Another important finding of this study is the presence of ST6, rarely detected in human isolates. ST6 is considered as an avian ST, which points to a possible zoonotic origin (Mattiucci et al. Reference Mattiucci, Crisafi, Gabrielli, Paoletti and Cancrini2016). The reported differences in the number of STs identified in human populations as well as their relative abundance might indicate different reservoirs and transmission routes (Noël et al. Reference Noël, Dufernez, Gerald, Edgcomb, Delgado-Viscogliosi, Ho, Singh, Wintjens, Sogin, Capron, Pierce, Zenner and Viscogliosi2005; Meloni et al. Reference Meloni, Sanciu, Poirier, El Alaoui, Chabé, Delhaes, Dei-Cas, Delbac, Luigi Fiori, Di Cave and Viscogliosi2011).
In the present study, alleles 34, 36 and 37 were detected in ST3. This is in agreement with observations reported by David et al. (Reference David, Guimarães, Oliveira, Oliveira-Siqueira, Bittencourt, Nardi, Ribolla, Franco, Branco, Tosini, Bella, Pozio and Cacciò2015) and Mattiucci et al. (Reference Mattiucci, Crisafi, Gabrielli, Paoletti and Cancrini2016). In contrast to our findings, Ramírez et al. (Reference Ramírez, Sánchez, Hernández, Flórez, Bernal, Giraldo, Reyes, López, García, Cooper, Vicuña, Mongi and Casero2016) showed a high diversity of alleles from ST1, ST2 and ST3. It is important to highlight that the comparison SSU rDNA alleles within the same ST can help determining the differences between the strains, which may possibly contribute to the identification of the potential for zoonotic transmission and pathogenic strains.

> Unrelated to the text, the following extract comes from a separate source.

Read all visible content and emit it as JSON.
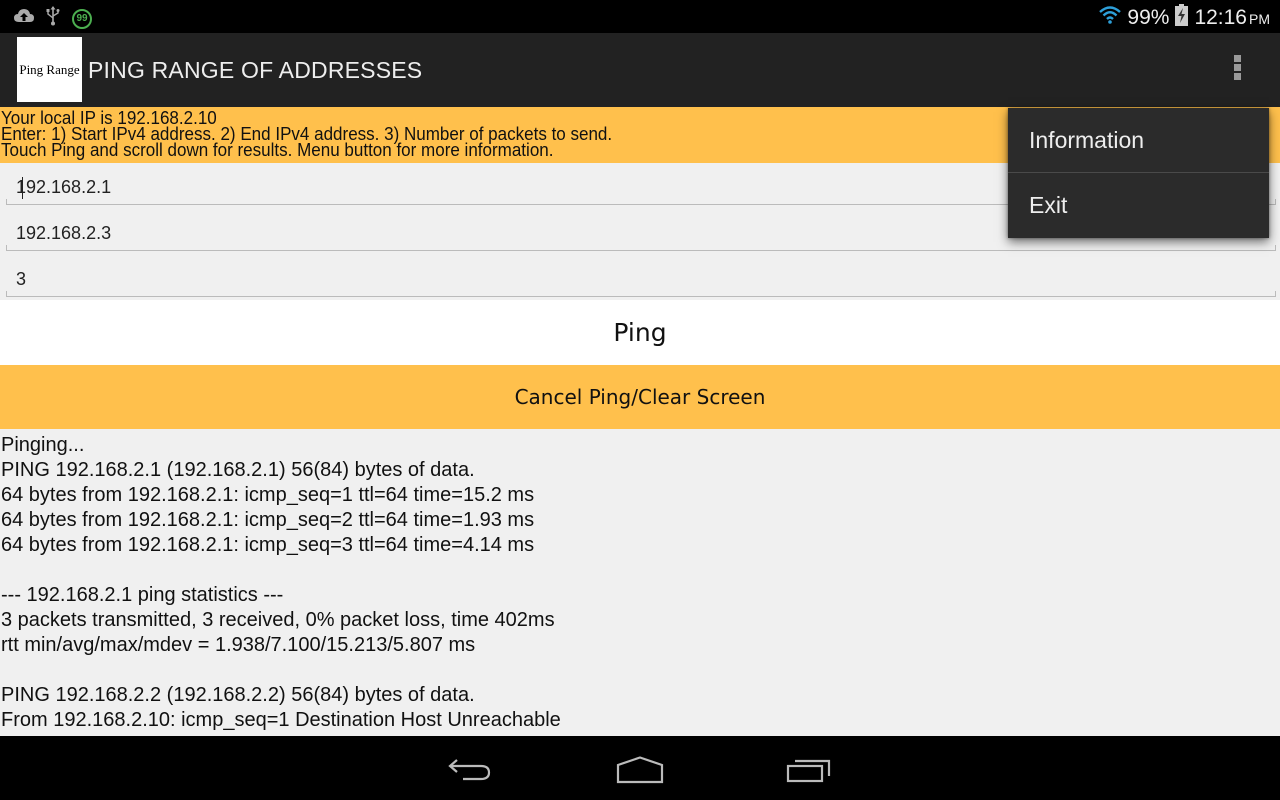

The present study is one of the few to analyse the incidence of Blastocystis STs in South America. Thus, our results are very important for understanding the geographic distribution of STs in Latin America. Moreover, these findings provide an initial molecular analysis that will enable future examination of unknown epidemiological aspects.
We would like to thank all the patients who provided the stool samples used in this study. We are very grateful to Ms Magali Orban for her technical assistance in conducting the parasitological analysis of fecal samples.
This research was supported by Fundação de Amparo à Pesquisa do Estado de São Paulo (FAPESP 2015/18213-6), Brazil.